DIALING IN THE ROOM
Acoustically the room features an isolation channel design with constrained layer damping on all walls and ceiling. Doors were fitted with automatic door bottoms and positive seal gaskets. All lighting cans were housed in decoupled isolation enclosures. The infinite baffle design in the screen wall optimizes the performance of the LCRs behind the acoustically transparent screen and broadband absorbers were placed in the cavity to deal with any additional unwanted resonance.
The ceiling, including the cove, was treated with an acoustical plaster material, which provides much less high-frequency absorption than typical applications. This provided a room with proper tonal balance and accurate imaging for soundtrack reproduction.
The Schlender Theater features the very first JBL Synthesis Two Array System installed and commissioned in the world. Chris Neumann, director of sales for JBL Synthesis, performed final calibration of the system using the company’s proprietary DACS (Digital Acoustic Calibration System). The HF response had very little variation from their target frequency response, and the room modes were well under control.
“The JBL Synthesis Two Array, now with a stunning amount of head room and clarity, was able to articulate the small ocean ripples, restless men, and flapping sails from the British frigate through to the 122db cannon blasts during the battle scene from Master and Commander on the DTS sampler DVD,” Neumann said.
The payoff for this huge collaborative effort came when the client, Tom Schlender, who had been worried that the theater would not meet his expectations, gave Cavitt a call toward the end of the project. “I was on the road at the time, providing a CEDIA Theater Design Workshop,” Cavitt recalled. “He had called to let me know that he had just walked into his theater, and everyone was putting on the finishing touches. He had been away for some time and had not seen the room’s progress. He wanted to personally thank me for doing such a nice job and far exceeding his expectations.
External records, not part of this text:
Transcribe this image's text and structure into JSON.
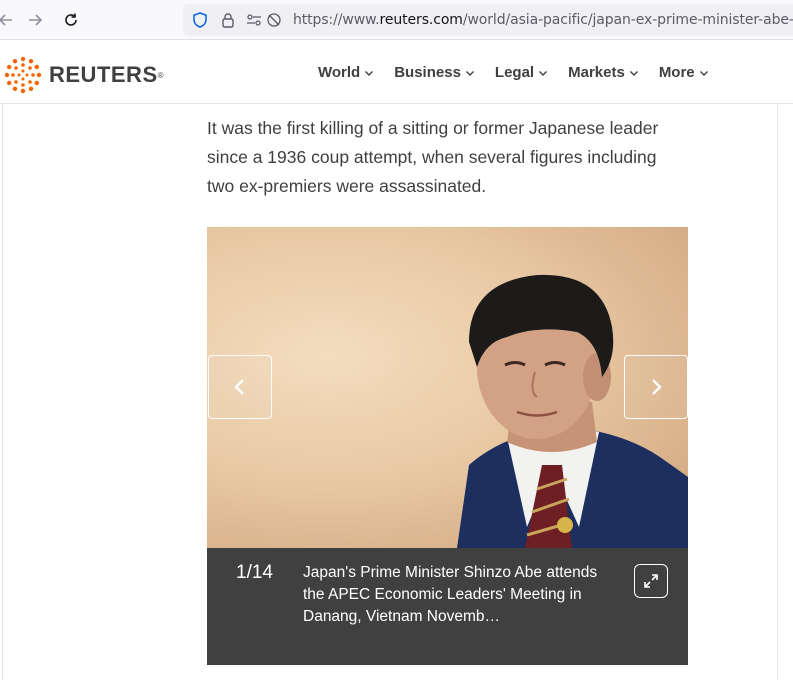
{
  "browser": {
    "url_prefix": "https://www.",
    "url_host": "reuters.com",
    "url_path": "/world/asia-pacific/japan-ex-prime-minister-abe-may-",
    "icons": [
      "back-icon",
      "forward-icon",
      "reload-icon",
      "shield-icon",
      "lock-icon",
      "permissions-icon",
      "tracking-off-icon"
    ]
  },
  "header": {
    "logo_text": "REUTERS",
    "logo_mark": "®",
    "nav": [
      {
        "label": "World"
      },
      {
        "label": "Business"
      },
      {
        "label": "Legal"
      },
      {
        "label": "Markets"
      },
      {
        "label": "More"
      }
    ]
  },
  "article": {
    "paragraph": "It was the first killing of a sitting or former Japanese leader since a 1936 coup attempt, when several figures including two ex-premiers were assassinated."
  },
  "gallery": {
    "counter": "1/14",
    "caption": "Japan's Prime Minister Shinzo Abe attends the APEC Economic Leaders' Meeting in Danang, Vietnam Novemb…",
    "icons": [
      "chevron-left-icon",
      "chevron-right-icon",
      "expand-icon"
    ]
  },
  "colors": {
    "brand_orange": "#fa6400",
    "text": "#404040",
    "caption_bg": "#404040"
  }
}
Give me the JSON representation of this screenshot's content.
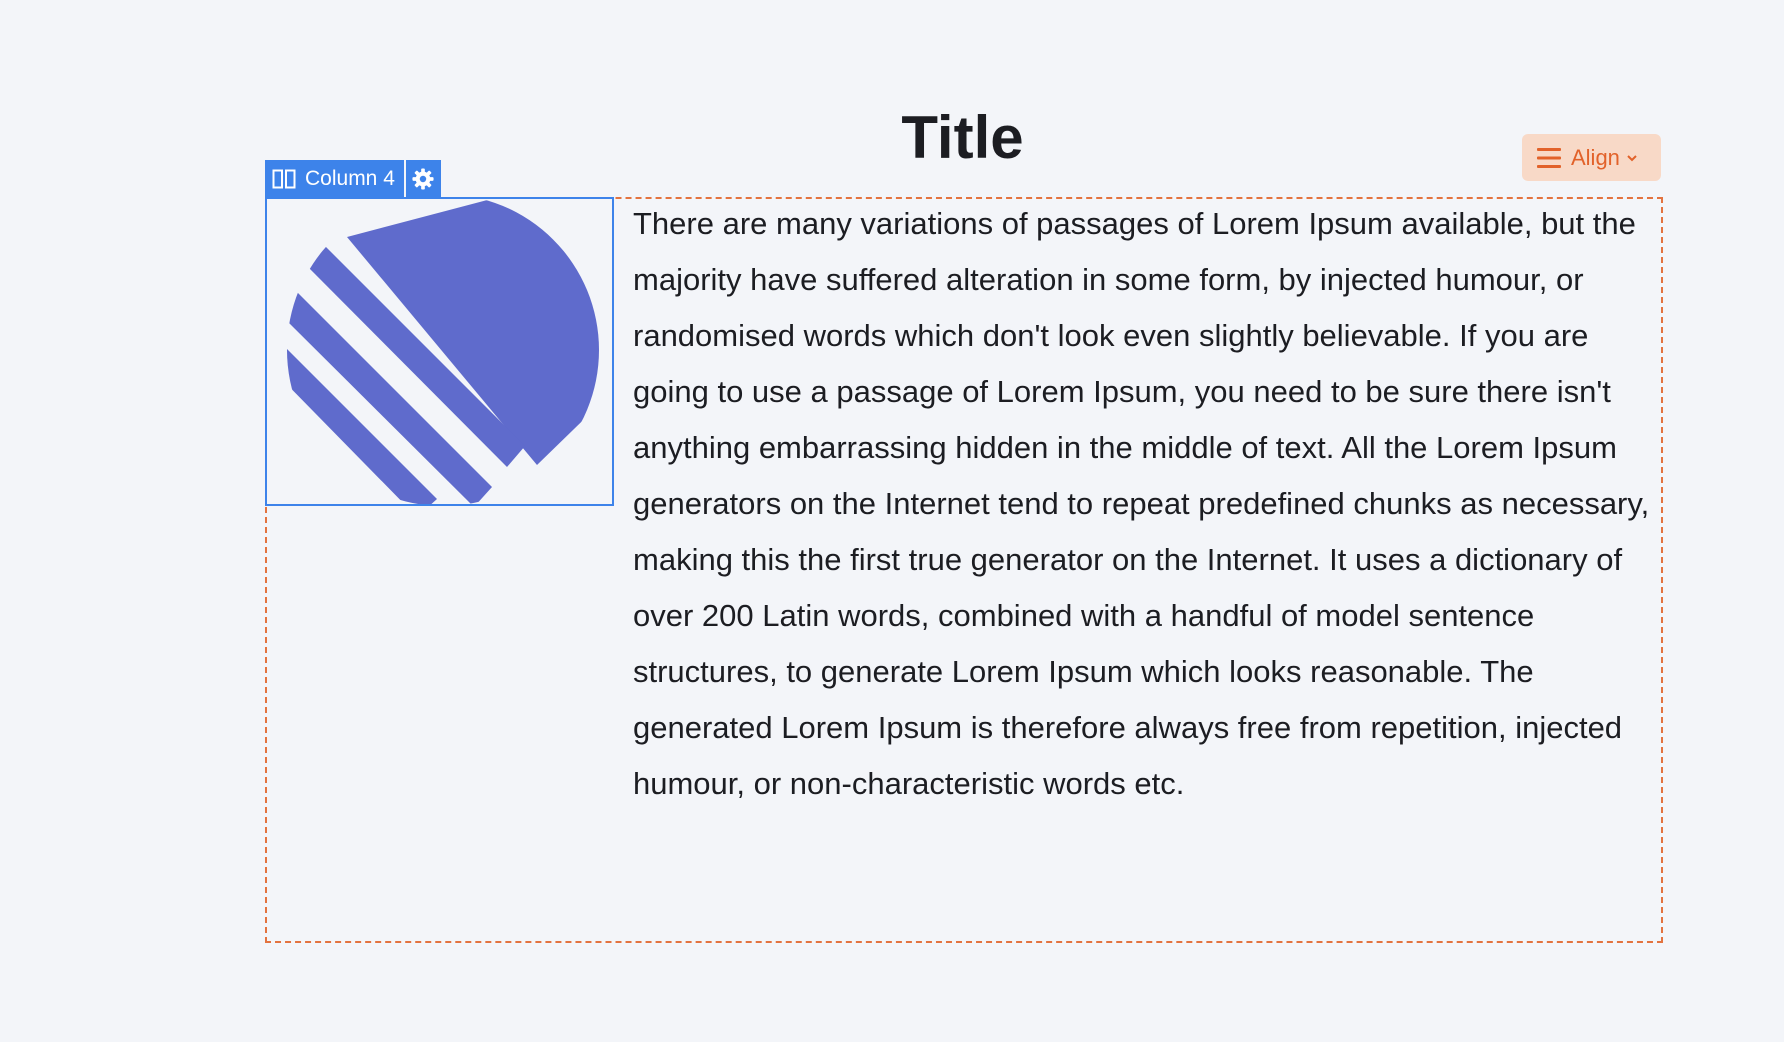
{
  "page": {
    "title": "Title"
  },
  "toolbar": {
    "align_label": "Align",
    "accent_color": "#e2622a",
    "accent_background": "#f8d9c7"
  },
  "column_block": {
    "label": "Column 4",
    "selection_color": "#3d83ea",
    "image_icon": "striped-circle-logo",
    "logo_color": "#5f6bcc"
  },
  "content": {
    "paragraph": "There are many variations of passages of Lorem Ipsum available, but the majority have suffered alteration in some form, by injected humour, or randomised words which don't look even slightly believable. If you are going to use a passage of Lorem Ipsum, you need to be sure there isn't anything embarrassing hidden in the middle of text. All the Lorem Ipsum generators on the Internet tend to repeat predefined chunks as necessary, making this the first true generator on the Internet. It uses a dictionary of over 200 Latin words, combined with a handful of model sentence structures, to generate Lorem Ipsum which looks reasonable. The generated Lorem Ipsum is therefore always free from repetition, injected humour, or non-characteristic words etc."
  }
}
The entire team deserves that credit. This is the best reward we can hope for.”
Jeremy J. Glowacki is editorial director of Residential Systems in Carmel, Indiana.